Bannock. It is one of those foods that bring back happy memories of my childhood days at summer camp, when I was first introduced to cooking over an open fire. It makes me smile when I remember how proud I felt after making the dough, cooking it myself and eating it piping hot, slathered in jam.
Now, as an adult, I still feel so alive when I get outside and cook over an open fire. There is something so satisfying with having to coax a fire alive, listening to the sizzle of things cooking (or burning!) and the smell of smoke. Everything tastes better when it smells like wood fire smoke.
The other day, I introduced my kids to the wonder of the bread they can cook on a stick- bannock. Now some people know what I am talking about, and they have their own memories of cooking it over a fire. And others may wonder “what the heck is Bannock?” So here is a quick explanation of what bannock is. And if you already know, and your mouth has been watering just thinking about bannock, read to the end and I will share my recipe with you!
Bannock is a very diverse food that refers to a leavened or unleavened bread that can be baked or fried, made from a flour of some kind.

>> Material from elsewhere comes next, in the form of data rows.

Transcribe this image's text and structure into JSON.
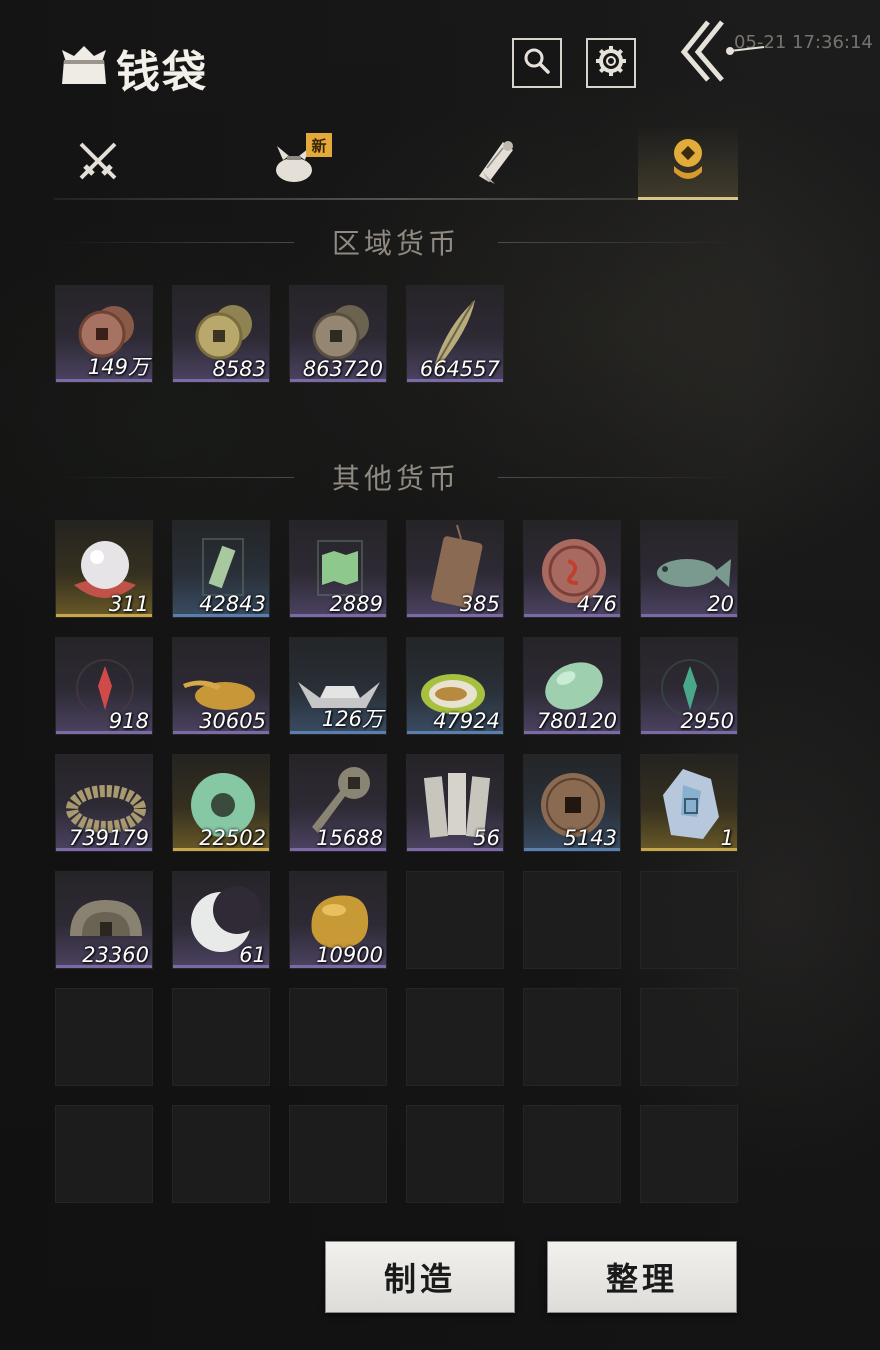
{
  "header": {
    "title": "钱袋",
    "clock": "05-21 17:36:14"
  },
  "tabs": [
    {
      "id": "weapons",
      "icon": "crossed-swords-icon"
    },
    {
      "id": "bag",
      "icon": "bundle-bag-icon",
      "badge": "新"
    },
    {
      "id": "scrolls",
      "icon": "scroll-icon"
    },
    {
      "id": "currency",
      "icon": "coin-stack-icon",
      "active": true
    }
  ],
  "sections": {
    "regional": {
      "title": "区域货币",
      "items": [
        {
          "icon": "copper-coins-icon",
          "count": "149万",
          "rarity": "purple"
        },
        {
          "icon": "brass-coins-icon",
          "count": "8583",
          "rarity": "purple"
        },
        {
          "icon": "bronze-coins-icon",
          "count": "863720",
          "rarity": "purple"
        },
        {
          "icon": "feather-blade-icon",
          "count": "664557",
          "rarity": "purple"
        }
      ]
    },
    "other": {
      "title": "其他货币",
      "items": [
        {
          "icon": "pearl-icon",
          "count": "311",
          "rarity": "gold"
        },
        {
          "icon": "jade-token-icon",
          "count": "42843",
          "rarity": "blue"
        },
        {
          "icon": "map-token-icon",
          "count": "2889",
          "rarity": "purple"
        },
        {
          "icon": "bronze-tablet-icon",
          "count": "385",
          "rarity": "purple"
        },
        {
          "icon": "red-medallion-icon",
          "count": "476",
          "rarity": "purple"
        },
        {
          "icon": "jade-fish-icon",
          "count": "20",
          "rarity": "purple"
        },
        {
          "icon": "red-sigil-icon",
          "count": "918",
          "rarity": "purple"
        },
        {
          "icon": "grain-pile-icon",
          "count": "30605",
          "rarity": "purple"
        },
        {
          "icon": "silver-ingot-icon",
          "count": "126万",
          "rarity": "blue"
        },
        {
          "icon": "melon-icon",
          "count": "47924",
          "rarity": "blue"
        },
        {
          "icon": "jade-stone-icon",
          "count": "780120",
          "rarity": "purple"
        },
        {
          "icon": "green-sigil-icon",
          "count": "2950",
          "rarity": "purple"
        },
        {
          "icon": "coin-string-icon",
          "count": "739179",
          "rarity": "purple"
        },
        {
          "icon": "jade-disc-icon",
          "count": "22502",
          "rarity": "gold"
        },
        {
          "icon": "key-coin-icon",
          "count": "15688",
          "rarity": "purple"
        },
        {
          "icon": "paper-slips-icon",
          "count": "56",
          "rarity": "purple"
        },
        {
          "icon": "square-hole-coin-icon",
          "count": "5143",
          "rarity": "blue"
        },
        {
          "icon": "crystal-ore-icon",
          "count": "1",
          "rarity": "gold"
        },
        {
          "icon": "half-coin-icon",
          "count": "23360",
          "rarity": "purple"
        },
        {
          "icon": "crescent-jade-icon",
          "count": "61",
          "rarity": "purple"
        },
        {
          "icon": "gold-nugget-icon",
          "count": "10900",
          "rarity": "purple"
        }
      ]
    }
  },
  "buttons": {
    "make": "制造",
    "sort": "整理"
  }
}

That narrows it down, eh? In different countries it can be known as soda bread, scones, biscuits or flatbread.
But the bannock I know and am sharing with you today has been embraced in the First Nations, Inuit and Metis heritage.
This bannock in generally made from wheat flour, with baking powder added as a leavening agent, and salt, lard and water (or milk). Then it is cooked in oil or rendered fat (or without) in a pan over the fire, or cooked on a stick over the fire.

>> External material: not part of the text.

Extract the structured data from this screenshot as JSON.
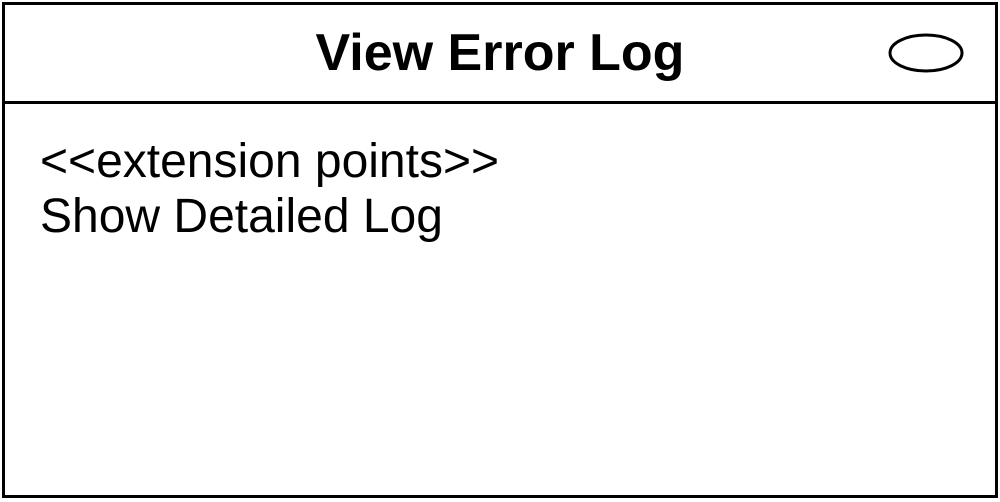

Both ways are delicious, but I am going to share with you my favorite way—on a stick, over an open fire. I like the stick method of cooking for several reasons:
1. I can make it without a pan. I don’t need to pack a pan, or clean it after!
2. There is very little mess. There is no splattering oil, or oil catching on fire.
3. It is healthier. Since it is essentially not deep-fried, it is a healthier option.
4. The kids can help cook it. Even the young kids can stand back from the fire and cook their own meal on their very own stick.
So, now to the recipe. I usually triple the recipe for our family.
1 Cup Flour (white or whole wheat or a mixture of both)
1 tsp Baking Powder
¼ tsp salt
1 Tbsp oil, butter or lard
Water (about 1/4 cup)
Note: (you can add many things to the basic dough if you like. Cinnamon and sugar, Italian seasonings, shredded cheese, or be creative!)
1. Mix together the flour, baking powder, and salt.
2. Mix in the oil or butter by hand until it is crumbly. Start adding water and mix.
3. Continue to slowly add water and mix until your dough is fully mixed but not sticky. Give it a few kneads and let sit for a few minutes. (I added some shredded cheddar cheese to this batch in the pictures)
At this time you need to find a stick. Find a stick about 3 fingers wide and a couple feet long at least. Strip off the bark with a knife and singe the stick in the fire to ‘clean’ it. Now, take your dough and roll it into a snake shape and wrap it around the stick.
Start at one end of the stick and coil it around, working your way up the stick. Making sure to tuck the ends in so it doesn’t unravel when you cook it.
Hold your stick of bannock over hot coals and turn till it gets brown.
Don’t cook too fast, because you don’t want the outside to burn and the inside to still be doughy! When the bannock is golden brown (or even a bit burnt), very carefully (it will be very HOT!) take the bannock off the stick. Break it off in chunks or try to slide the stick out.
Spread with butter, jam, or honey. Eat with cheese and meat. Dip in a stew. Or just eat it plain. (it is still delicious!) Throw your stick in the fire or save for another time.